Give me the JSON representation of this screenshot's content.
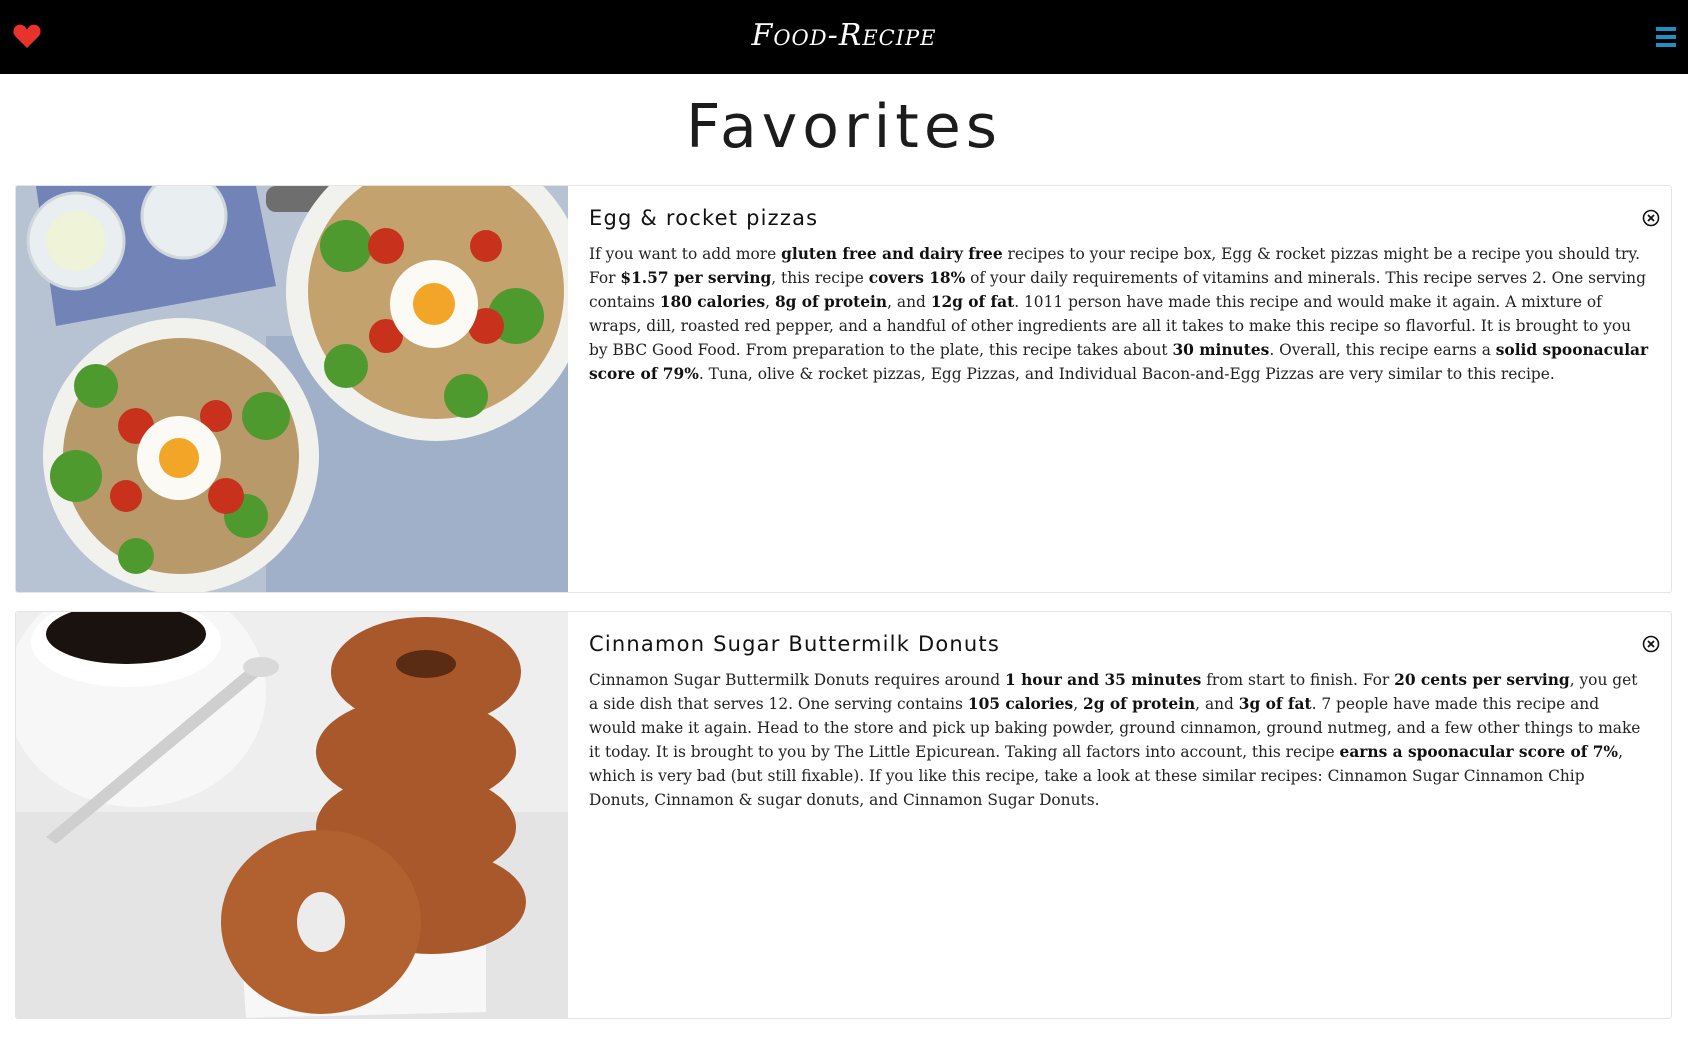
{
  "header": {
    "brand": "Food-Recipe",
    "favorites_icon": "heart-icon",
    "menu_icon": "hamburger-menu-icon",
    "heart_color": "#e8322c",
    "menu_color": "#1f8fc4"
  },
  "page": {
    "title": "Favorites"
  },
  "recipes": [
    {
      "title": "Egg & rocket pizzas",
      "remove_icon": "close-circle-icon",
      "summary": [
        {
          "t": "If you want to add more "
        },
        {
          "t": "gluten free and dairy free",
          "b": true
        },
        {
          "t": " recipes to your recipe box, Egg & rocket pizzas might be a recipe you should try. For "
        },
        {
          "t": "$1.57 per serving",
          "b": true
        },
        {
          "t": ", this recipe "
        },
        {
          "t": "covers 18%",
          "b": true
        },
        {
          "t": " of your daily requirements of vitamins and minerals. This recipe serves 2. One serving contains "
        },
        {
          "t": "180 calories",
          "b": true
        },
        {
          "t": ", "
        },
        {
          "t": "8g of protein",
          "b": true
        },
        {
          "t": ", and "
        },
        {
          "t": "12g of fat",
          "b": true
        },
        {
          "t": ". 1011 person have made this recipe and would make it again. A mixture of wraps, dill, roasted red pepper, and a handful of other ingredients are all it takes to make this recipe so flavorful. It is brought to you by BBC Good Food. From preparation to the plate, this recipe takes about "
        },
        {
          "t": "30 minutes",
          "b": true
        },
        {
          "t": ". Overall, this recipe earns a "
        },
        {
          "t": "solid spoonacular score of 79%",
          "b": true
        },
        {
          "t": ". Tuna, olive & rocket pizzas, Egg Pizzas, and Individual Bacon-and-Egg Pizzas are very similar to this recipe."
        }
      ]
    },
    {
      "title": "Cinnamon Sugar Buttermilk Donuts",
      "remove_icon": "close-circle-icon",
      "summary": [
        {
          "t": "Cinnamon Sugar Buttermilk Donuts requires around "
        },
        {
          "t": "1 hour and 35 minutes",
          "b": true
        },
        {
          "t": " from start to finish. For "
        },
        {
          "t": "20 cents per serving",
          "b": true
        },
        {
          "t": ", you get a side dish that serves 12. One serving contains "
        },
        {
          "t": "105 calories",
          "b": true
        },
        {
          "t": ", "
        },
        {
          "t": "2g of protein",
          "b": true
        },
        {
          "t": ", and "
        },
        {
          "t": "3g of fat",
          "b": true
        },
        {
          "t": ". 7 people have made this recipe and would make it again. Head to the store and pick up baking powder, ground cinnamon, ground nutmeg, and a few other things to make it today. It is brought to you by The Little Epicurean. Taking all factors into account, this recipe "
        },
        {
          "t": "earns a spoonacular score of 7%",
          "b": true
        },
        {
          "t": ", which is very bad (but still fixable). If you like this recipe, take a look at these similar recipes: Cinnamon Sugar Cinnamon Chip Donuts, Cinnamon & sugar donuts, and Cinnamon Sugar Donuts."
        }
      ]
    }
  ]
}
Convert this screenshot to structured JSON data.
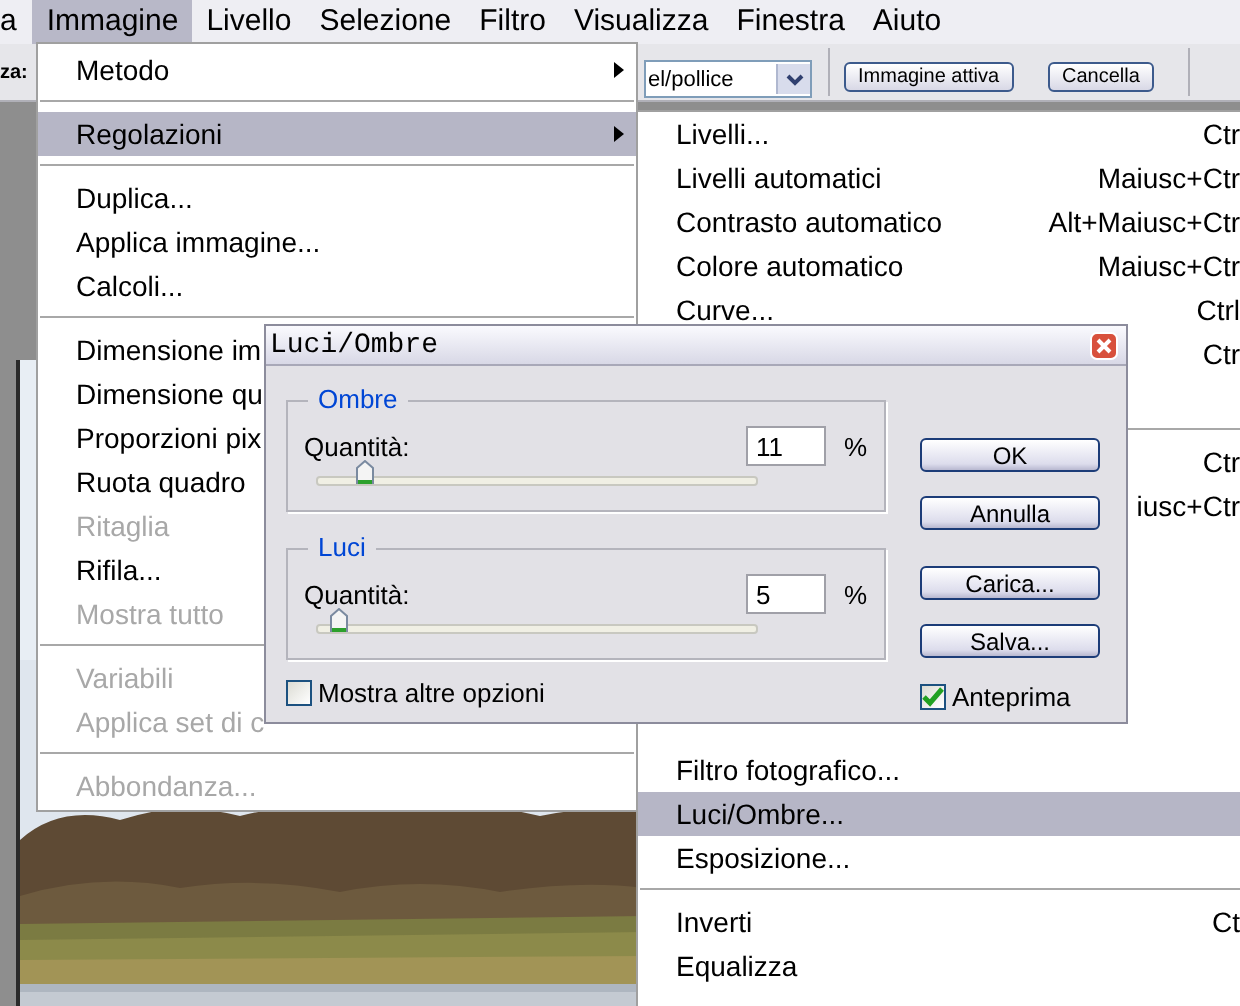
{
  "menubar": [
    {
      "label": "a",
      "selected": false
    },
    {
      "label": "Immagine",
      "selected": true
    },
    {
      "label": "Livello",
      "selected": false
    },
    {
      "label": "Selezione",
      "selected": false
    },
    {
      "label": "Filtro",
      "selected": false
    },
    {
      "label": "Visualizza",
      "selected": false
    },
    {
      "label": "Finestra",
      "selected": false
    },
    {
      "label": "Aiuto",
      "selected": false
    }
  ],
  "options_bar": {
    "label": "za:",
    "units_dropdown": {
      "value": "el/pollice"
    },
    "buttons": [
      "Immagine attiva",
      "Cancella"
    ]
  },
  "image_menu": {
    "items": [
      {
        "kind": "item",
        "label": "Metodo",
        "submenu": true,
        "selected": false,
        "disabled": false
      },
      {
        "kind": "separator"
      },
      {
        "kind": "item",
        "label": "Regolazioni",
        "submenu": true,
        "selected": true,
        "disabled": false
      },
      {
        "kind": "separator"
      },
      {
        "kind": "item",
        "label": "Duplica...",
        "submenu": false,
        "selected": false,
        "disabled": false
      },
      {
        "kind": "item",
        "label": "Applica immagine...",
        "submenu": false,
        "selected": false,
        "disabled": false
      },
      {
        "kind": "item",
        "label": "Calcoli...",
        "submenu": false,
        "selected": false,
        "disabled": false
      },
      {
        "kind": "separator"
      },
      {
        "kind": "item",
        "label": "Dimensione im",
        "selected": false,
        "disabled": false
      },
      {
        "kind": "item",
        "label": "Dimensione qu",
        "selected": false,
        "disabled": false
      },
      {
        "kind": "item",
        "label": "Proporzioni pix",
        "selected": false,
        "disabled": false
      },
      {
        "kind": "item",
        "label": "Ruota quadro",
        "selected": false,
        "disabled": false
      },
      {
        "kind": "item",
        "label": "Ritaglia",
        "selected": false,
        "disabled": true
      },
      {
        "kind": "item",
        "label": "Rifila...",
        "selected": false,
        "disabled": false
      },
      {
        "kind": "item",
        "label": "Mostra tutto",
        "selected": false,
        "disabled": true
      },
      {
        "kind": "separator"
      },
      {
        "kind": "item",
        "label": "Variabili",
        "selected": false,
        "disabled": true
      },
      {
        "kind": "item",
        "label": "Applica set di c",
        "selected": false,
        "disabled": true
      },
      {
        "kind": "separator"
      },
      {
        "kind": "item",
        "label": "Abbondanza...",
        "submenu": false,
        "selected": false,
        "disabled": true
      }
    ]
  },
  "adjustments_submenu": {
    "upper_items": [
      {
        "kind": "item",
        "label": "Livelli...",
        "shortcut": "Ctr",
        "selected": false
      },
      {
        "kind": "item",
        "label": "Livelli automatici",
        "shortcut": "Maiusc+Ctr",
        "selected": false
      },
      {
        "kind": "item",
        "label": "Contrasto automatico",
        "shortcut": "Alt+Maiusc+Ctr",
        "selected": false
      },
      {
        "kind": "item",
        "label": "Colore automatico",
        "shortcut": "Maiusc+Ctr",
        "selected": false
      },
      {
        "kind": "item",
        "label": "Curve...",
        "shortcut": "Ctrl",
        "selected": false
      },
      {
        "kind": "item",
        "shortcut": "Ctr",
        "selected": false
      },
      {
        "kind": "separator"
      },
      {
        "kind": "item",
        "shortcut": "Ctr",
        "selected": false
      },
      {
        "kind": "item",
        "shortcut": "iusc+Ctr",
        "selected": false
      }
    ],
    "lower_items": [
      {
        "kind": "item",
        "label": "Filtro fotografico...",
        "selected": false
      },
      {
        "kind": "item",
        "label": "Luci/Ombre...",
        "selected": true
      },
      {
        "kind": "item",
        "label": "Esposizione...",
        "selected": false
      },
      {
        "kind": "separator"
      },
      {
        "kind": "item",
        "label": "Inverti",
        "shortcut": "Ct",
        "selected": false
      },
      {
        "kind": "item",
        "label": "Equalizza",
        "selected": false
      }
    ]
  },
  "dialog": {
    "title": "Luci/Ombre",
    "groups": [
      {
        "title": "Ombre",
        "label": "Quantità:",
        "value": "11",
        "unit": "%",
        "level": 0.11
      },
      {
        "title": "Luci",
        "label": "Quantità:",
        "value": "5",
        "unit": "%",
        "level": 0.05
      }
    ],
    "more_options": {
      "label": "Mostra altre opzioni",
      "checked": false
    },
    "buttons": [
      "OK",
      "Annulla",
      "Carica...",
      "Salva..."
    ],
    "preview": {
      "label": "Anteprima",
      "checked": true
    }
  }
}
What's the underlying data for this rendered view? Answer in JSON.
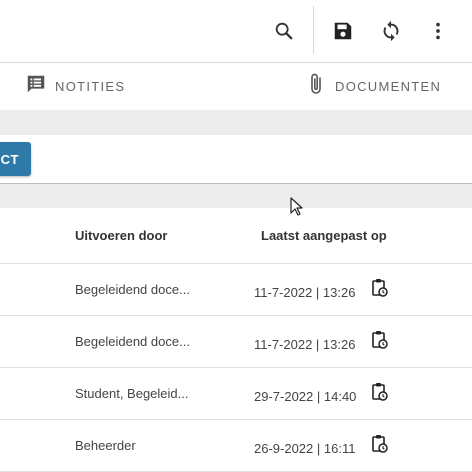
{
  "toolbar": {
    "icons": [
      "search-icon",
      "save-icon",
      "sync-icon",
      "more-vert-icon"
    ]
  },
  "tabs": [
    {
      "label": "NOTITIES",
      "icon": "notes-icon"
    },
    {
      "label": "DOCUMENTEN",
      "icon": "paperclip-icon"
    }
  ],
  "panel": {
    "button_label": "CT"
  },
  "table": {
    "headers": {
      "performed_by": "Uitvoeren door",
      "last_modified": "Laatst aangepast op"
    },
    "rows": [
      {
        "performed_by": "Begeleidend doce...",
        "last_modified": "11-7-2022 | 13:26"
      },
      {
        "performed_by": "Begeleidend doce...",
        "last_modified": "11-7-2022 | 13:26"
      },
      {
        "performed_by": "Student, Begeleid...",
        "last_modified": "29-7-2022 | 14:40"
      },
      {
        "performed_by": "Beheerder",
        "last_modified": "26-9-2022 | 16:11"
      }
    ]
  },
  "colors": {
    "accent_button": "#2f79a8",
    "band": "#ececec",
    "icon": "#333333"
  }
}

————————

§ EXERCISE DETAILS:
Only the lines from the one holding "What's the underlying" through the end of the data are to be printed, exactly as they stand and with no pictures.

§ ANSWER TO THIS PROBLEM:
What's the underlying data for this rendered view? Answer in JSON.
{
  "toolbar": {
    "icons": [
      "search-icon",
      "save-icon",
      "sync-icon",
      "more-vert-icon"
    ]
  },
  "tabs": [
    {
      "label": "NOTITIES",
      "icon": "notes-icon"
    },
    {
      "label": "DOCUMENTEN",
      "icon": "paperclip-icon"
    }
  ],
  "panel": {
    "button_label": "CT"
  },
  "table": {
    "headers": {
      "performed_by": "Uitvoeren door",
      "last_modified": "Laatst aangepast op"
    },
    "rows": [
      {
        "performed_by": "Begeleidend doce...",
        "last_modified": "11-7-2022 | 13:26"
      },
      {
        "performed_by": "Begeleidend doce...",
        "last_modified": "11-7-2022 | 13:26"
      },
      {
        "performed_by": "Student, Begeleid...",
        "last_modified": "29-7-2022 | 14:40"
      },
      {
        "performed_by": "Beheerder",
        "last_modified": "26-9-2022 | 16:11"
      }
    ]
  },
  "colors": {
    "accent_button": "#2f79a8",
    "band": "#ececec",
    "icon": "#333333"
  }
}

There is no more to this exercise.